Task objective:
Below are some records; reproduce every one of them exactly.

*** Material supplied

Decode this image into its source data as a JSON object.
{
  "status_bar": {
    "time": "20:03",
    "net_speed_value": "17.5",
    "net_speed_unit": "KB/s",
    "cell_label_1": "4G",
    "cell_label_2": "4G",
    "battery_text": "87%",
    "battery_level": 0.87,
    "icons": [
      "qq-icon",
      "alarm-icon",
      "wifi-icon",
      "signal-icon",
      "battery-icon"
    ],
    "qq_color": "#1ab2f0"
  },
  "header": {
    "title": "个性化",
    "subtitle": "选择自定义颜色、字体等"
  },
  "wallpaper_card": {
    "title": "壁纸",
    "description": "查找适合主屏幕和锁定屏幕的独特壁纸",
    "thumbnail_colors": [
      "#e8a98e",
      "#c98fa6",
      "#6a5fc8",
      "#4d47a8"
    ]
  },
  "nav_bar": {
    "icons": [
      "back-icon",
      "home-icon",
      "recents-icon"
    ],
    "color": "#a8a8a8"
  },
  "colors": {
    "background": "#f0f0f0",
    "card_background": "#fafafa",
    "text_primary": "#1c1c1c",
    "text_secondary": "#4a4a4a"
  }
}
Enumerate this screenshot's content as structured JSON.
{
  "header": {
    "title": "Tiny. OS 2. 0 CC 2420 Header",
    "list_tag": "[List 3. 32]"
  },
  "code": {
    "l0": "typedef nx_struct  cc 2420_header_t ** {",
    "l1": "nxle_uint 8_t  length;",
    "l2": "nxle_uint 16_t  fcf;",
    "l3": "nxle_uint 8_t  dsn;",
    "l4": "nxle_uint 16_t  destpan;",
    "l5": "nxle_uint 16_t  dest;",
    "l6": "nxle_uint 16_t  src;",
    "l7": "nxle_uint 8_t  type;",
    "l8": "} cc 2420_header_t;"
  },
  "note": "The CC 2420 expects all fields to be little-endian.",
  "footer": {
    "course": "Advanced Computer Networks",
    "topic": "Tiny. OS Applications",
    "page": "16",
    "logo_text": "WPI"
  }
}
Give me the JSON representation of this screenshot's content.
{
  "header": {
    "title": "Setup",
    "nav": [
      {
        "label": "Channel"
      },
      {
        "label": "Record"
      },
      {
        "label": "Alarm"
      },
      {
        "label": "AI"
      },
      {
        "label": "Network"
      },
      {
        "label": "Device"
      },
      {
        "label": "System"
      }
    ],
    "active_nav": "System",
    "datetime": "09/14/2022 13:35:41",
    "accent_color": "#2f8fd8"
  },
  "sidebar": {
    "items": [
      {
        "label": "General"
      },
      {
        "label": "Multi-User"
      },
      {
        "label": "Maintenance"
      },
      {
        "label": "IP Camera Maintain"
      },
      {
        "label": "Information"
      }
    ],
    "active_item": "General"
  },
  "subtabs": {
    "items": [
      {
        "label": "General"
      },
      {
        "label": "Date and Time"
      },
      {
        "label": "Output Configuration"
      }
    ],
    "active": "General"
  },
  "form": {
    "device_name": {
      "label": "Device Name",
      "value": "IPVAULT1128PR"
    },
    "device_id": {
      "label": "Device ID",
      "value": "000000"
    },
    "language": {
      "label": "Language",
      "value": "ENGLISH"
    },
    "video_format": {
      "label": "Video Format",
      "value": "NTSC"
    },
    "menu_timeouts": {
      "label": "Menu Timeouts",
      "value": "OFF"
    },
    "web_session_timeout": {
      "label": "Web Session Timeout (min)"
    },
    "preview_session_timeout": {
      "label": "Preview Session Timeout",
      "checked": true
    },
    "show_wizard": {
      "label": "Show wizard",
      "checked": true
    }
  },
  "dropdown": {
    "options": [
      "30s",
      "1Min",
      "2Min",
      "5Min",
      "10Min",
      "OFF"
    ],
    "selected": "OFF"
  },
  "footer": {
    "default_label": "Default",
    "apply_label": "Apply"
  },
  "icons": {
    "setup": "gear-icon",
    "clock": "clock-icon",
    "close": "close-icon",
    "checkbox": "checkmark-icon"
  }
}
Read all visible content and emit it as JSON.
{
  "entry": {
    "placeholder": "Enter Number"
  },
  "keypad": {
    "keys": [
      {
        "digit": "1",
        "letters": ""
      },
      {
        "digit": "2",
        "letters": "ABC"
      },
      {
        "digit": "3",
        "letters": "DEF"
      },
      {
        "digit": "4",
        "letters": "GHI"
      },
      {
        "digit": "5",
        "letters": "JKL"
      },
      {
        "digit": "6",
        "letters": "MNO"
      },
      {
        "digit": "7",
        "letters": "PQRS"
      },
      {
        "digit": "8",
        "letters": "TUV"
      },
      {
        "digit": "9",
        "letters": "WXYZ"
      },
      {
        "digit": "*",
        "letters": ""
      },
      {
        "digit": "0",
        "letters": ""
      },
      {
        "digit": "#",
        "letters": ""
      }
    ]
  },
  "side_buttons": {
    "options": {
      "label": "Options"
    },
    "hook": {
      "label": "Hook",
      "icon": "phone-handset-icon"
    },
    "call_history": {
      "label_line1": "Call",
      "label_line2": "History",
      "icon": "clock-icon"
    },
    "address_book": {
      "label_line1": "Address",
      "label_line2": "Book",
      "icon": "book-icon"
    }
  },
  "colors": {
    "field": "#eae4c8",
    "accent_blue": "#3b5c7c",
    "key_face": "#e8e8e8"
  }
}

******

Reply to the task:
Decode this image into its source data as a JSON object.
{
  "status_bar": {
    "time": "20:03",
    "net_speed_value": "17.5",
    "net_speed_unit": "KB/s",
    "cell_label_1": "4G",
    "cell_label_2": "4G",
    "battery_text": "87%",
    "battery_level": 0.87,
    "icons": [
      "qq-icon",
      "alarm-icon",
      "wifi-icon",
      "signal-icon",
      "battery-icon"
    ],
    "qq_color": "#1ab2f0"
  },
  "header": {
    "title": "个性化",
    "subtitle": "选择自定义颜色、字体等"
  },
  "wallpaper_card": {
    "title": "壁纸",
    "description": "查找适合主屏幕和锁定屏幕的独特壁纸",
    "thumbnail_colors": [
      "#e8a98e",
      "#c98fa6",
      "#6a5fc8",
      "#4d47a8"
    ]
  },
  "nav_bar": {
    "icons": [
      "back-icon",
      "home-icon",
      "recents-icon"
    ],
    "color": "#a8a8a8"
  },
  "colors": {
    "background": "#f0f0f0",
    "card_background": "#fafafa",
    "text_primary": "#1c1c1c",
    "text_secondary": "#4a4a4a"
  }
}
Enumerate this screenshot's content as structured JSON.
{
  "header": {
    "title": "Tiny. OS 2. 0 CC 2420 Header",
    "list_tag": "[List 3. 32]"
  },
  "code": {
    "l0": "typedef nx_struct  cc 2420_header_t ** {",
    "l1": "nxle_uint 8_t  length;",
    "l2": "nxle_uint 16_t  fcf;",
    "l3": "nxle_uint 8_t  dsn;",
    "l4": "nxle_uint 16_t  destpan;",
    "l5": "nxle_uint 16_t  dest;",
    "l6": "nxle_uint 16_t  src;",
    "l7": "nxle_uint 8_t  type;",
    "l8": "} cc 2420_header_t;"
  },
  "note": "The CC 2420 expects all fields to be little-endian.",
  "footer": {
    "course": "Advanced Computer Networks",
    "topic": "Tiny. OS Applications",
    "page": "16",
    "logo_text": "WPI"
  }
}
Give me the JSON representation of this screenshot's content.
{
  "header": {
    "title": "Setup",
    "nav": [
      {
        "label": "Channel"
      },
      {
        "label": "Record"
      },
      {
        "label": "Alarm"
      },
      {
        "label": "AI"
      },
      {
        "label": "Network"
      },
      {
        "label": "Device"
      },
      {
        "label": "System"
      }
    ],
    "active_nav": "System",
    "datetime": "09/14/2022 13:35:41",
    "accent_color": "#2f8fd8"
  },
  "sidebar": {
    "items": [
      {
        "label": "General"
      },
      {
        "label": "Multi-User"
      },
      {
        "label": "Maintenance"
      },
      {
        "label": "IP Camera Maintain"
      },
      {
        "label": "Information"
      }
    ],
    "active_item": "General"
  },
  "subtabs": {
    "items": [
      {
        "label": "General"
      },
      {
        "label": "Date and Time"
      },
      {
        "label": "Output Configuration"
      }
    ],
    "active": "General"
  },
  "form": {
    "device_name": {
      "label": "Device Name",
      "value": "IPVAULT1128PR"
    },
    "device_id": {
      "label": "Device ID",
      "value": "000000"
    },
    "language": {
      "label": "Language",
      "value": "ENGLISH"
    },
    "video_format": {
      "label": "Video Format",
      "value": "NTSC"
    },
    "menu_timeouts": {
      "label": "Menu Timeouts",
      "value": "OFF"
    },
    "web_session_timeout": {
      "label": "Web Session Timeout (min)"
    },
    "preview_session_timeout": {
      "label": "Preview Session Timeout",
      "checked": true
    },
    "show_wizard": {
      "label": "Show wizard",
      "checked": true
    }
  },
  "dropdown": {
    "options": [
      "30s",
      "1Min",
      "2Min",
      "5Min",
      "10Min",
      "OFF"
    ],
    "selected": "OFF"
  },
  "footer": {
    "default_label": "Default",
    "apply_label": "Apply"
  },
  "icons": {
    "setup": "gear-icon",
    "clock": "clock-icon",
    "close": "close-icon",
    "checkbox": "checkmark-icon"
  }
}
Read all visible content and emit it as JSON.
{
  "entry": {
    "placeholder": "Enter Number"
  },
  "keypad": {
    "keys": [
      {
        "digit": "1",
        "letters": ""
      },
      {
        "digit": "2",
        "letters": "ABC"
      },
      {
        "digit": "3",
        "letters": "DEF"
      },
      {
        "digit": "4",
        "letters": "GHI"
      },
      {
        "digit": "5",
        "letters": "JKL"
      },
      {
        "digit": "6",
        "letters": "MNO"
      },
      {
        "digit": "7",
        "letters": "PQRS"
      },
      {
        "digit": "8",
        "letters": "TUV"
      },
      {
        "digit": "9",
        "letters": "WXYZ"
      },
      {
        "digit": "*",
        "letters": ""
      },
      {
        "digit": "0",
        "letters": ""
      },
      {
        "digit": "#",
        "letters": ""
      }
    ]
  },
  "side_buttons": {
    "options": {
      "label": "Options"
    },
    "hook": {
      "label": "Hook",
      "icon": "phone-handset-icon"
    },
    "call_history": {
      "label_line1": "Call",
      "label_line2": "History",
      "icon": "clock-icon"
    },
    "address_book": {
      "label_line1": "Address",
      "label_line2": "Book",
      "icon": "book-icon"
    }
  },
  "colors": {
    "field": "#eae4c8",
    "accent_blue": "#3b5c7c",
    "key_face": "#e8e8e8"
  }
}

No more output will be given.